Small chugger heads are made by Moldcraft, Fathom, Squidnation and others, and they come in a wide variety of colors. Some are cup-faced while others are flat-faced, so the choice is up to the angler or deckhand. One benefit of using a swivel in this rig rather than simply tying the bait to the hook with rigging floss is that the swivel will allow the bait to spin freely without binding up when being trolled. Most pros recommend trimming chugger heads with longer skirts down to a much shorter length. This prevents the skirts from fouling in the circle hook on the bite, possibly resulting in a lost fish. Otherwise, treat this bait the same as you would a standard circle-hooked ballyhoo when it comes to the amount of drop-back once a fish strikes.
It’s also important to use a swivel that will just barely fit over the barb of your preferred circle hook. A swivel that’s too loose can pop free of the hook, especially in rough conditions when the bait might flop around a bit on the surface. The swivel should need to be carefully forced over the barb of the hook.
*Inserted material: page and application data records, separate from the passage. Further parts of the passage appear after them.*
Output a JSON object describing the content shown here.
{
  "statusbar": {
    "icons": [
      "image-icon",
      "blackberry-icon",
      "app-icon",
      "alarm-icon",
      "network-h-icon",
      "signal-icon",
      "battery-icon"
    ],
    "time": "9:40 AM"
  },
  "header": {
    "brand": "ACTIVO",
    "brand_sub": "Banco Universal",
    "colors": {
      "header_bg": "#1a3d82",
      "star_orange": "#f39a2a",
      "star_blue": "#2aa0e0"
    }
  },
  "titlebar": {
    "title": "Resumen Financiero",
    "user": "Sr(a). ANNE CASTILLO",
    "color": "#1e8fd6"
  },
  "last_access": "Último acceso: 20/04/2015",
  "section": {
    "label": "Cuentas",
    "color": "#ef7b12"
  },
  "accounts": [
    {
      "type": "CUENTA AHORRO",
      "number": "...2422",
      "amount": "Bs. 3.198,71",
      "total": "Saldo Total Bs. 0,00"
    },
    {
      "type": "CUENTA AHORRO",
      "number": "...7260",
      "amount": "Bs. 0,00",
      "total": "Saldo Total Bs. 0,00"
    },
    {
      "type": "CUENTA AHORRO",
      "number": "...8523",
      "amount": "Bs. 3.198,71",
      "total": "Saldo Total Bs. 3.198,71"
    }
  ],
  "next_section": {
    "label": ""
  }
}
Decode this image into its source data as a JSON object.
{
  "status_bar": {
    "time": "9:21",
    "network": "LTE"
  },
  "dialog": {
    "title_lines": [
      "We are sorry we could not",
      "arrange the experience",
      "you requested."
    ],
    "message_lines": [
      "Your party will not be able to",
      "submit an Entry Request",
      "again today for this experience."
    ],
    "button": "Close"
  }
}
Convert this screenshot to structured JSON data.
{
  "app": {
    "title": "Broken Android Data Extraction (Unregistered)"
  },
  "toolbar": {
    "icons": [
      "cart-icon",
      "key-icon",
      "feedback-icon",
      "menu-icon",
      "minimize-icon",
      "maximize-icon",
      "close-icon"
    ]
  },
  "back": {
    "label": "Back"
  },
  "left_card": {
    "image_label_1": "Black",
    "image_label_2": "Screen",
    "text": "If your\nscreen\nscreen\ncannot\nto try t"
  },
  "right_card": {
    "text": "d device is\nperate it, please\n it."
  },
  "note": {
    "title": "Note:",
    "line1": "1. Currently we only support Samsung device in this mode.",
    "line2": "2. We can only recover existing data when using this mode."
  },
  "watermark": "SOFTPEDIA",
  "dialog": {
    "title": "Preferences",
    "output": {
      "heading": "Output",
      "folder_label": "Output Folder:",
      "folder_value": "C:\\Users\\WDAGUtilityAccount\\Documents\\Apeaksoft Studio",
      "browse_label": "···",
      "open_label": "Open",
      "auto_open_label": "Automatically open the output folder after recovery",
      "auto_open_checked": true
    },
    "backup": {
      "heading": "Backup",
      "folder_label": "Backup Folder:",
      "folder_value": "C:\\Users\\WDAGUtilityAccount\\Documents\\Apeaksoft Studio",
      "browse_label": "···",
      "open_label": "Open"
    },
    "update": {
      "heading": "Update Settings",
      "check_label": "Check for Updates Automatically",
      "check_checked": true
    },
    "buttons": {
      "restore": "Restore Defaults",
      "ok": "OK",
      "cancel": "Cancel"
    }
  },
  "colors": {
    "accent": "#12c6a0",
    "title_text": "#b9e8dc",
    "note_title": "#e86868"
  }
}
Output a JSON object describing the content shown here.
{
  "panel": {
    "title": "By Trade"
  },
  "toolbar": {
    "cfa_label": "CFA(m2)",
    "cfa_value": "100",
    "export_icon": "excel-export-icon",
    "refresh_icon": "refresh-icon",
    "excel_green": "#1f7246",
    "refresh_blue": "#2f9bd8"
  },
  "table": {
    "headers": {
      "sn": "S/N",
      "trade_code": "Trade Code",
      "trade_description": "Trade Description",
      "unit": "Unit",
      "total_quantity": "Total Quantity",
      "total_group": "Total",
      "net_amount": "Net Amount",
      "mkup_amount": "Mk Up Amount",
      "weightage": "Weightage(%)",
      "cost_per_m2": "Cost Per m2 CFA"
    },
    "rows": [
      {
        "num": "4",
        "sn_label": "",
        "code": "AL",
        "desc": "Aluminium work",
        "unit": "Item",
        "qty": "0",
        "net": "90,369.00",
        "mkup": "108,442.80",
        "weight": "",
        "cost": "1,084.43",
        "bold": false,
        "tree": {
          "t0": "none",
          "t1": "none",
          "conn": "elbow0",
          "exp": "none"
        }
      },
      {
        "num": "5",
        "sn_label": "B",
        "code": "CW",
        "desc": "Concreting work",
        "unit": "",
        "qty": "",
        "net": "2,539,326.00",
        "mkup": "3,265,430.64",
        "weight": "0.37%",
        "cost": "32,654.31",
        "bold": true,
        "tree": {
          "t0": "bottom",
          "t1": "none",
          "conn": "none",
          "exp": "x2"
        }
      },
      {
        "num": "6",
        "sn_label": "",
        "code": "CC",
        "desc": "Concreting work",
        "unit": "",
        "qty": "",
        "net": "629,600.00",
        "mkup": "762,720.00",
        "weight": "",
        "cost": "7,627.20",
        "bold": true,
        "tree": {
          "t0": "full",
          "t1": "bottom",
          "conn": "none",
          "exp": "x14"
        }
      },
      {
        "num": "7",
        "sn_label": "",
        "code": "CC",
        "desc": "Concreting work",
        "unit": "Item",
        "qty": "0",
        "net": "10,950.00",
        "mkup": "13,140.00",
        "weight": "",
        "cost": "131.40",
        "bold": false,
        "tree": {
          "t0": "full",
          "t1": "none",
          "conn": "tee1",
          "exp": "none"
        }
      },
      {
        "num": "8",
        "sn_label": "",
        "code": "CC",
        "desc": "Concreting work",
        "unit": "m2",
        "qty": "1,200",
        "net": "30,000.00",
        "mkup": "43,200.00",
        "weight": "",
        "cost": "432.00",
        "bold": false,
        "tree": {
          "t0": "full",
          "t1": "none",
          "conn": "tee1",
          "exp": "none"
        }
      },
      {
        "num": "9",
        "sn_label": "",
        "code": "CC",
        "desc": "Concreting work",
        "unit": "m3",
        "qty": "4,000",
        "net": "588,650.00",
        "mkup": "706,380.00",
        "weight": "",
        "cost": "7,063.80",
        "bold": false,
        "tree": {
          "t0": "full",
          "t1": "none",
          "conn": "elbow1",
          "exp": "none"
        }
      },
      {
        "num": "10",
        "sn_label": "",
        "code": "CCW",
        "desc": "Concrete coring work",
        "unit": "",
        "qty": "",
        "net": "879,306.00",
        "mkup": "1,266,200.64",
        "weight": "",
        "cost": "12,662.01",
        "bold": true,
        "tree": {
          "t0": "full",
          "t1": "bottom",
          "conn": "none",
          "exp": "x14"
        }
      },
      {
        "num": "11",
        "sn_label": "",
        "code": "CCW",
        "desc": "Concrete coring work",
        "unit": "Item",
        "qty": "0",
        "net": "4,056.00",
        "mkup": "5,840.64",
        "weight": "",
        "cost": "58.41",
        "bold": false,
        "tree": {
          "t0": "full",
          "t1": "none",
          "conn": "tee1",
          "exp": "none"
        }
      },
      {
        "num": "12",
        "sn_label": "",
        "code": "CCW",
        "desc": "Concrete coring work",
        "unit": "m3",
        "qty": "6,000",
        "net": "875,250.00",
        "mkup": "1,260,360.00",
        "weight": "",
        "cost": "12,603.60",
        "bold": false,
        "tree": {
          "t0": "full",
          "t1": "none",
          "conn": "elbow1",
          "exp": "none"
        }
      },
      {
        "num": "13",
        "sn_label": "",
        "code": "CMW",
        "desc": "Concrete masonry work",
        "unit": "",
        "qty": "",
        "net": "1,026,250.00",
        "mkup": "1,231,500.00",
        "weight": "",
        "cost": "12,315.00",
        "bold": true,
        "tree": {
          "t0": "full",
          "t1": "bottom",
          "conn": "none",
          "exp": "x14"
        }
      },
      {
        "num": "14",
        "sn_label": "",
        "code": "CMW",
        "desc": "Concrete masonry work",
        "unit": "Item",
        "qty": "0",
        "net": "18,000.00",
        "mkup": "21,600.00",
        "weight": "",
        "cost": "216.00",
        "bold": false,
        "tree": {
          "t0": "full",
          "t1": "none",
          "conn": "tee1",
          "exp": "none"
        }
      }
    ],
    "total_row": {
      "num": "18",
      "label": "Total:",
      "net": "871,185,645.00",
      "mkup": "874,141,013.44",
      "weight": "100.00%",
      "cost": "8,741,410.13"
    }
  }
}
To remove the bait from the hook, use a pair of sharp cutters to clip the swivel off the hook.